I've also entertained this other school of thought in recent years, and that is when I started out as a kid, I had one guitar and one amp and no money, and I had to mow lawns all summer to get those things. I made those tools work! There's something to be said for the beauty and simplicity of making things work out of necessity. I've entertained the idea of trying to work with just one amp and one guitar again. Then there's no distractions and you shed the option anxiety of auditioning all these amps and pedals and plug-ins, which is fun, but at the end of the day, what stuff do I really, really need and use?
George Lynch has been playing ESP guitars since the 1980s. In this photo from 2005, he's playing his custom ESP Kamikaze-1 in Poughkeepsie, New York. Photo by Frank White
Eddie Van Halen has come up a few times in our conversation, and the impact he had on your generation of guitarists in particular is hard to overstate. With Ed's passing, it feels like there's been a real sense of community as guitarists have mourned him, and I wanted to know what he and his playing meant to you as a peer that interacted with him and as someone that watched him change guitar culture forever from the ground level.
He probably had the most profound influence on me of any contemporary guitar player outside of the original four horsemen that I was raised with, and I won't lie about it. Ed changed the way I played. I've had people say through the years, “Weren't you guys contemporaries and weren't you guys kind of doing the same thing at the same time?" The truth is, Eddie was a force of nature and I was just another L.A. guitar shredder. When Ed came along, I was blown out of the water just like everybody else. I had to reevaluate who I was and rethink my style. I bit a lot of what he did and incorporated a lot of it into my playing, so part of what Ed did lives on through me and I say that proudly, but I won't try to take credit for it. Ed worked really hard at what he did. He had a natural ability, but he also never stopped playing guitar, and that's one lesson that I learned from him and I'm still working on. There is no replacement for just sitting there and playing purposefully. Many, many times I just sat with Ed in a room and watched him do that. As much effort as we all put into dissecting his sound or his gear, the truth is it was just in his hands, because the guy played every single day and he was dedicated. That's why, when he played without an amp or just naked, it was all still there. That was my big takeaway from spending time with him. Eddie helped me up my game in so many ways: the pursuit of tone, my overall playing approach, the way I built my bands, the way I performed, discipline in practicing. Eddie's influence morphed me into the guitar player I am today.
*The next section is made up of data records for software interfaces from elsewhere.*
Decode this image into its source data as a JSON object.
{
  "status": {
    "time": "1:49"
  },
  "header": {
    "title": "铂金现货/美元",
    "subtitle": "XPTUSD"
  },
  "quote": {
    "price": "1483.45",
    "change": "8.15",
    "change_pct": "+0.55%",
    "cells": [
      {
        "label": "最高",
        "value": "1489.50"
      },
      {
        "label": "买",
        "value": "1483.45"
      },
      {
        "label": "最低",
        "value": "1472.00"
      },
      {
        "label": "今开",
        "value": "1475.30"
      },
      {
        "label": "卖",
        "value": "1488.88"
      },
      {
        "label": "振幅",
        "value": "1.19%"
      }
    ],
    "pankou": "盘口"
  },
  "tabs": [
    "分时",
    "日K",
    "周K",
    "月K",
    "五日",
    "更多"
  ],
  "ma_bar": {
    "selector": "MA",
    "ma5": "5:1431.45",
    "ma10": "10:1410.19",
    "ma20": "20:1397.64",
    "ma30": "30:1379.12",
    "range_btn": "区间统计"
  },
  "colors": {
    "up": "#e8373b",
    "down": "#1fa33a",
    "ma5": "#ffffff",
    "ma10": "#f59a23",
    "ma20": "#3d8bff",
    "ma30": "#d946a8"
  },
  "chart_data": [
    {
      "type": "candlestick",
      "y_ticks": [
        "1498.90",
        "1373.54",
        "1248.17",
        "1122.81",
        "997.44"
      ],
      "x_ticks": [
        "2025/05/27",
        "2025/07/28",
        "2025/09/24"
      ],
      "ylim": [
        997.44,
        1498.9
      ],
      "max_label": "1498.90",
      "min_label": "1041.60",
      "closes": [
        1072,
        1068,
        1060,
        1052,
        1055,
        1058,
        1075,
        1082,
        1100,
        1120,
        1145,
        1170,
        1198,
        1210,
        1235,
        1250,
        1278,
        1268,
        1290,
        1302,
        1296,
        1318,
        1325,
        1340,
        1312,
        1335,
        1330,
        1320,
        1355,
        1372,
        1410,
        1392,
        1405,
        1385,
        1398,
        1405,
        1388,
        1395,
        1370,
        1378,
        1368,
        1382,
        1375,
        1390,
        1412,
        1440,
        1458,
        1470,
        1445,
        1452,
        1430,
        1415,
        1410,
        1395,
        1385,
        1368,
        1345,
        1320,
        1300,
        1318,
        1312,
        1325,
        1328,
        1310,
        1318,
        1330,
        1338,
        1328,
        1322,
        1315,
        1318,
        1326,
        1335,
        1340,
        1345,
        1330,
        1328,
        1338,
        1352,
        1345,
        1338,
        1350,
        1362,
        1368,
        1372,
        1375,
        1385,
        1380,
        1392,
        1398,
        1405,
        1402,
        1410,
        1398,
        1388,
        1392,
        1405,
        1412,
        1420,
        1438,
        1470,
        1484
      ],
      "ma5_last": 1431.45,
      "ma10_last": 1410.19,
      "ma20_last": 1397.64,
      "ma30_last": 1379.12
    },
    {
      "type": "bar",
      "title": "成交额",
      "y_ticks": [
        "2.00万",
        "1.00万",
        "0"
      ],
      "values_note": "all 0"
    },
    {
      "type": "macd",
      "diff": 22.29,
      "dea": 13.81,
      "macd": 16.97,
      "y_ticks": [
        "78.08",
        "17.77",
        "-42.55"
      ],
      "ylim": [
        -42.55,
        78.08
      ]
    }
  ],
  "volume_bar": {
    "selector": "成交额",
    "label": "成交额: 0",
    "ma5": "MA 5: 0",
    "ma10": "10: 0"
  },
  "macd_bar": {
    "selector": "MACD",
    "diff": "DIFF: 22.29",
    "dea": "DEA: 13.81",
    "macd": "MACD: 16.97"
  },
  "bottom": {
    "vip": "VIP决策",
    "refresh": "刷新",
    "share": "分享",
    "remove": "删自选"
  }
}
Ed and I shared a lot of gigs, but we became the closest during the Monsters of Rock Tour, when we'd just hole up in hotel rooms and jam almost every night. It was there that I learned the true power of Ed's discipline and what an incredible gift he had. I'm almost ashamed to say this, but when I would sit in a room with him, I always felt like I couldn't hold a candle to him. And he'd say nice things and ask how I did this or that, but I really realized how far I had to go still when I would sit with him. I spent the following decades trying to become a guy that had the kind of depth that Ed had, and it was just great being that close to him and exposed to a living legend. I appreciate that he really just dedicated his life to the things that mattered most to him: his playing, his family and son, his band, and the fans. And he did the best thing you could do in this life in leaving a gigantic legacy that benefited millions of people in a positive way. What else could you ask for? We've had a lot of losses this year, but losing Ed has been really tough in a very deep way for the guitar community. It's really another level of loss for this culture and he'll be truly missed.